• [Dataset records]
________
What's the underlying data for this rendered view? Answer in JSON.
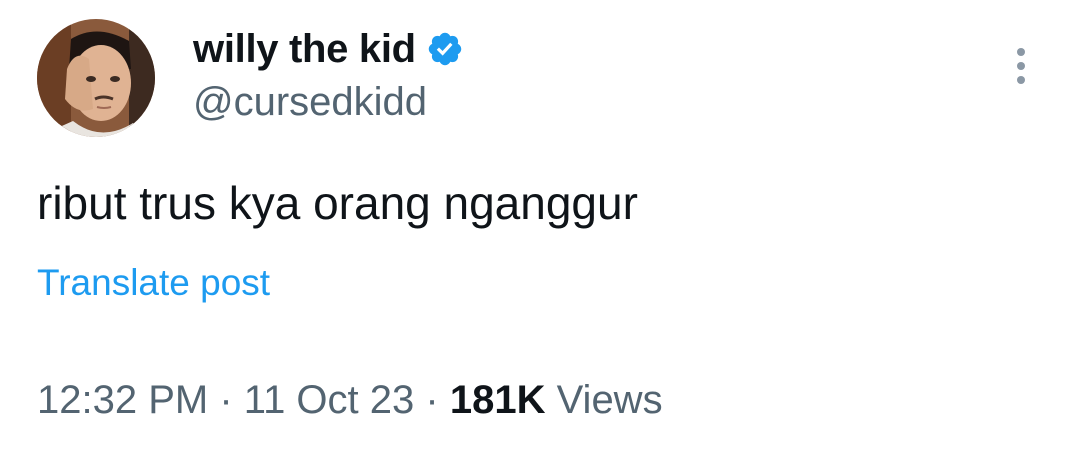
{
  "author": {
    "display_name": "willy the kid",
    "handle": "@cursedkidd",
    "verified": true,
    "avatar_icon": "profile-photo-avatar"
  },
  "menu": {
    "icon": "more-vertical-icon"
  },
  "post": {
    "text": "ribut trus kya orang nganggur",
    "translate_label": "Translate post"
  },
  "meta": {
    "time": "12:32 PM",
    "separator": "·",
    "date": "11 Oct 23",
    "views_count": "181K",
    "views_label": "Views"
  },
  "colors": {
    "text": "#0f1419",
    "secondary": "#536471",
    "link": "#1d9bf0",
    "verified_badge": "#1d9bf0"
  }
}
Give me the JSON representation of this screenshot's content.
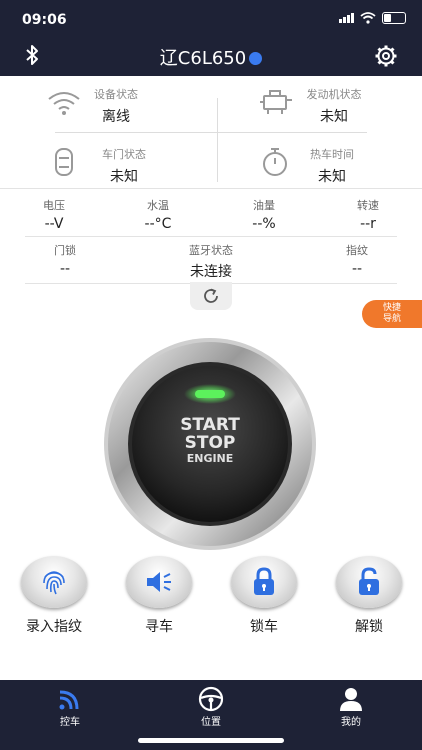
{
  "status_bar": {
    "time": "09:06"
  },
  "header": {
    "title": "辽C6L650"
  },
  "info": {
    "device_status": {
      "label": "设备状态",
      "value": "离线"
    },
    "engine_status": {
      "label": "发动机状态",
      "value": "未知"
    },
    "door_status": {
      "label": "车门状态",
      "value": "未知"
    },
    "warmup_time": {
      "label": "热车时间",
      "value": "未知"
    }
  },
  "metrics": [
    {
      "label": "电压",
      "value": "--V"
    },
    {
      "label": "水温",
      "value": "--°C"
    },
    {
      "label": "油量",
      "value": "--%"
    },
    {
      "label": "转速",
      "value": "--r"
    }
  ],
  "bt_row": {
    "door_lock": {
      "label": "门锁",
      "value": "--"
    },
    "bluetooth": {
      "label": "蓝牙状态",
      "value": "未连接"
    },
    "fingerprint": {
      "label": "指纹",
      "value": "--"
    }
  },
  "quick_nav": {
    "line1": "快捷",
    "line2": "导航"
  },
  "engine_button": {
    "line1": "START",
    "line2": "STOP",
    "line3": "ENGINE",
    "led_color": "#5cf25c"
  },
  "actions": [
    {
      "label": "录入指纹",
      "icon": "fingerprint-icon"
    },
    {
      "label": "寻车",
      "icon": "speaker-icon"
    },
    {
      "label": "锁车",
      "icon": "lock-icon"
    },
    {
      "label": "解锁",
      "icon": "unlock-icon"
    }
  ],
  "tabs": [
    {
      "label": "控车",
      "icon": "signal-waves-icon",
      "active": true
    },
    {
      "label": "位置",
      "icon": "steering-wheel-icon",
      "active": false
    },
    {
      "label": "我的",
      "icon": "person-icon",
      "active": false
    }
  ],
  "colors": {
    "navy": "#1e2236",
    "accent_blue": "#3a7bf0",
    "quick_nav_orange": "#f0782b"
  }
}
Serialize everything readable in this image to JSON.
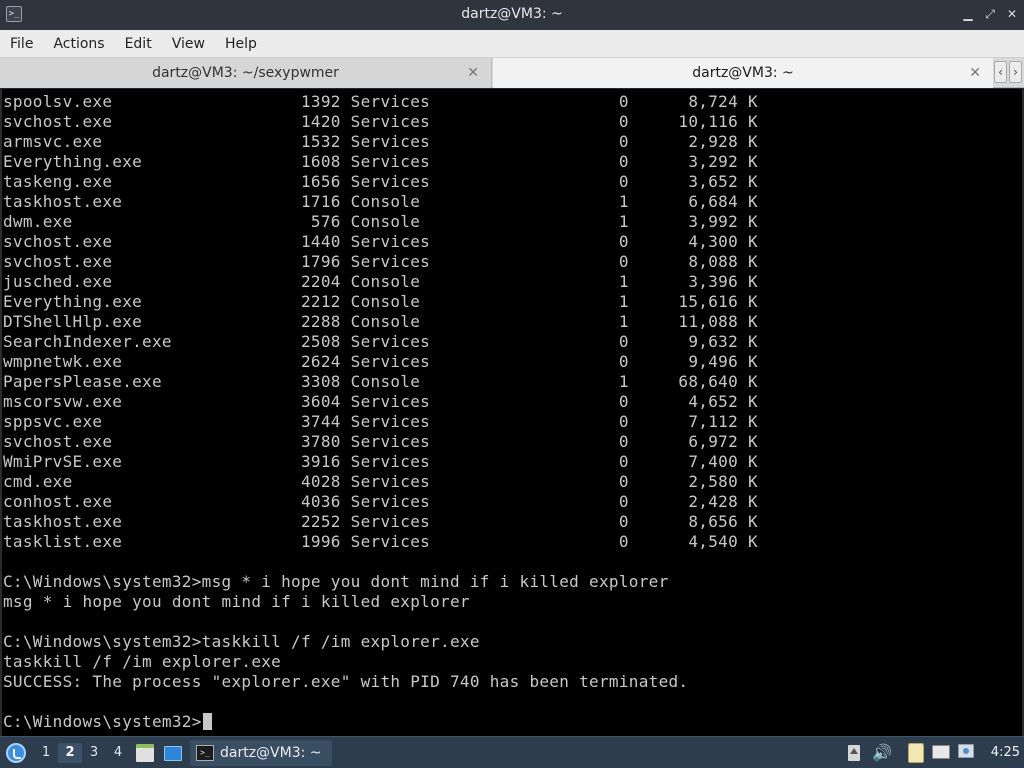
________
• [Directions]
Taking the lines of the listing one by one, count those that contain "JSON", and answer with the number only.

• [Answer space]
3